|Time for the flip side.|
|Noh is equivalent but also different.|
|Peer pressure never looked so good.|
Let me pause for a moment on the term "call and response". To those familiar with a religion, one would typically find within a religious service there are moments when the audience is asked to read or chant something in response to the religious leader. This sense of religion is important because ultimately, no matter how we try to hide it, tragedy ultimately comes from religion and thus has a lot of religious overtones. Specifically it came from worshipping the great god Dionysus--who was a male fertility god, god of wine, and god of theatre. It was thought each year that the god Dionysus would be ritually killed and then dispensed to be "consumed" by the rest of his followers, giving them life from his harvested death. If that ritual sounds familiar it's because you can still see it in practice in the religion of Christianity today. It's the communion ceremony, only its "dying god" is Jesus Christ--not Dionysus.
This ritual surrounding the death of a god and how it renews the community is still at the heart of tragedy, for all tragic heroes act as stand in for the "dying god" and their deaths are an act which renew the community that surrounds them. However, like Dionysus, just because they die that doesn't mean they're dead. It's here where we have to explore why the tragic deed is done in the first place.
|It could turn on him at any moment...|
|Time, that ticking rascal!|
And all of this is great and wonderful, but how does all of this make us "sad" or "cry"? Well, for that answer, I turn back to Poetics:
"A tragedy, then, is the imitation of an action that is serious and also, as having magnitude, complete in itself; ... in dramatic , not in a narrative form; with incidents arousing pity and fear, wherewith to accomplish its catharsis of such emotions." --Aristotle
It's the senses of pity and fear that cause us to feel sad or to cry. And that feeling of sadness or the action of crying is a purgation (aka catharsis) of those feelings of fear and pity. Catharsis gives us a feeling of "release" or satisfaction and it all ties into how we connect with the tragic hero and his or her plight. Were they noble causes to fight for? Did they end up making mistakes along the way that they ended up paying for? Were the forces they were up against needed to be changed? And how does that reflect our own positions?
|Aeschylus, the father of tragedy|
Tragic heroes are our martyrs, and like Mark Antony's speech from Julius Caesar, can turn a crowd of hatred and indifference into a loving crowd baying for the blood of those who killed their martyr. Tragic heroes fall, but they fall to inspire us and through their fall live on in how they continue to inspired and renew us--the audience members. We pity their fall, we fear their fall, but through fear and pity we come to a catharsis which allows us to see how we have changed the world for the better, or how we can continue doing so in the future. It's a communion ceremony for society, except without the bread and wine.

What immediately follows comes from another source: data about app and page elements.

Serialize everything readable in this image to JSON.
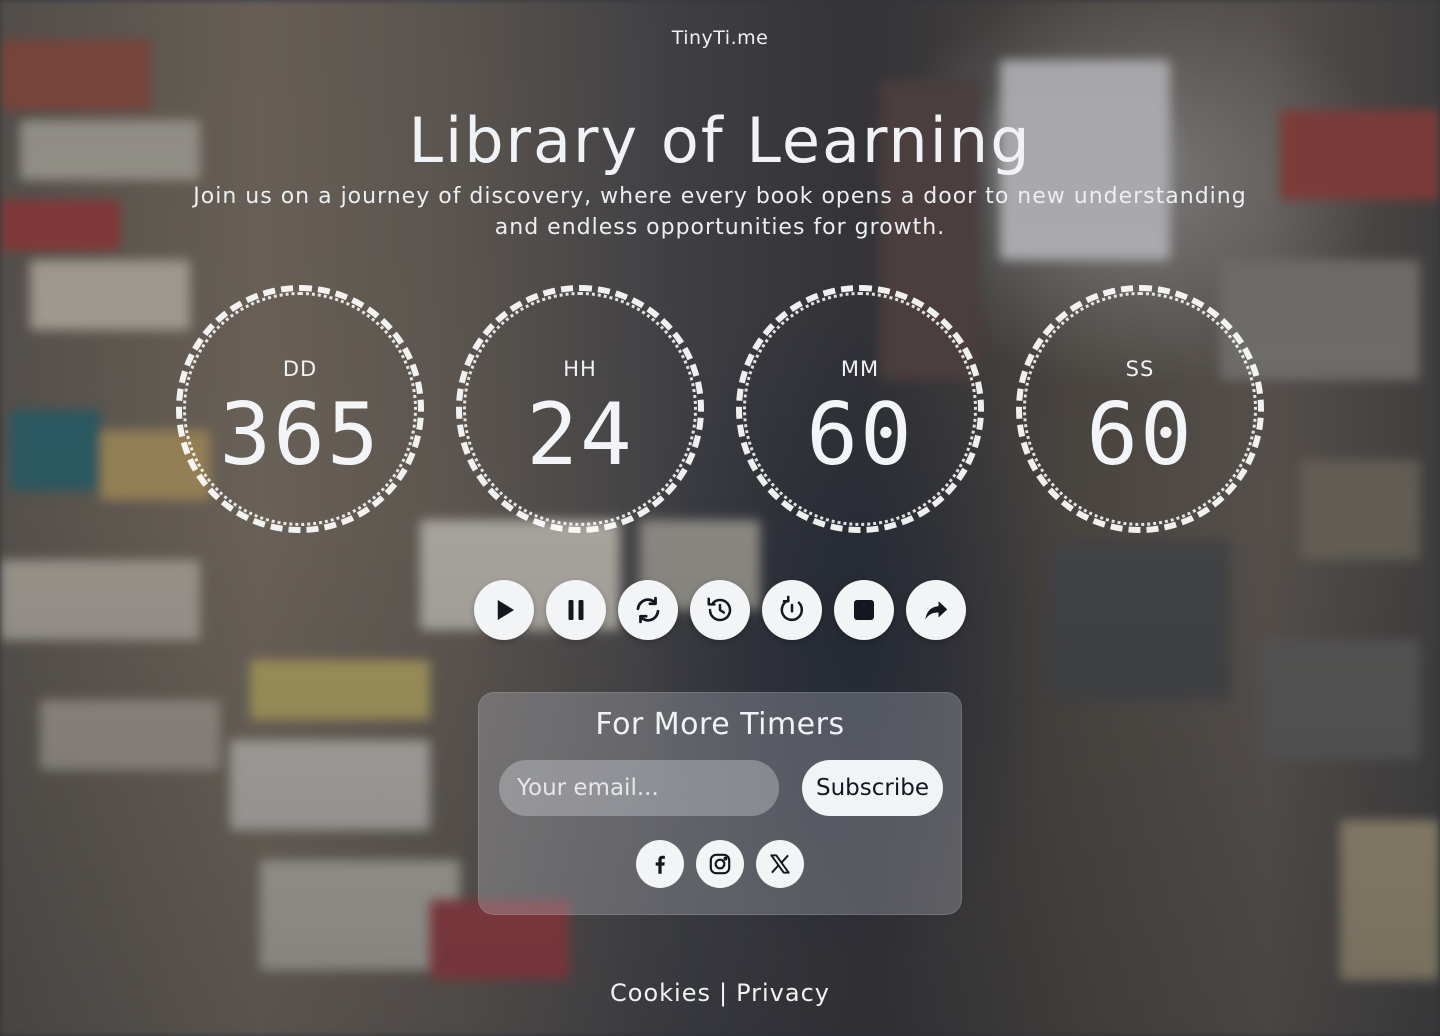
{
  "brand": "TinyTi.me",
  "hero": {
    "title": "Library of Learning",
    "subtitle": "Join us on a journey of discovery, where every book opens a door to new understanding and endless opportunities for growth."
  },
  "countdown": [
    {
      "label": "DD",
      "value": "365"
    },
    {
      "label": "HH",
      "value": "24"
    },
    {
      "label": "MM",
      "value": "60"
    },
    {
      "label": "SS",
      "value": "60"
    }
  ],
  "controls": [
    {
      "name": "play-button",
      "icon": "play-icon"
    },
    {
      "name": "pause-button",
      "icon": "pause-icon"
    },
    {
      "name": "restart-button",
      "icon": "refresh-icon"
    },
    {
      "name": "history-button",
      "icon": "history-icon"
    },
    {
      "name": "reset-button",
      "icon": "reset-icon"
    },
    {
      "name": "stop-button",
      "icon": "stop-icon"
    },
    {
      "name": "share-button",
      "icon": "share-icon"
    }
  ],
  "subscribe": {
    "title": "For More Timers",
    "email_placeholder": "Your email...",
    "button_label": "Subscribe"
  },
  "socials": [
    {
      "name": "facebook",
      "icon": "facebook-icon"
    },
    {
      "name": "instagram",
      "icon": "instagram-icon"
    },
    {
      "name": "x",
      "icon": "x-icon"
    }
  ],
  "footer": {
    "cookies": "Cookies",
    "separator": "|",
    "privacy": "Privacy"
  },
  "colors": {
    "text": "#f1f2f5",
    "button_bg": "#f3f4f6",
    "icon": "#14171f"
  }
}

The Diary of Anne Frank
I Am Legend
Here's your video clip: Mark Antony's speech from Julius Caesar that I spoke about. Watch as he through the power of story telling transforms Caesar into a tragic figure.
Until next time,
Next Theoretical Post: 5/20/13 - What Makes Us Laugh -- Part Two: Romantic Comedies, when Opposites Attract
Next Serial Post: 6/3/13 - What Makes Us Cry -- Part Two: Melodrama, when to bring a handkerchief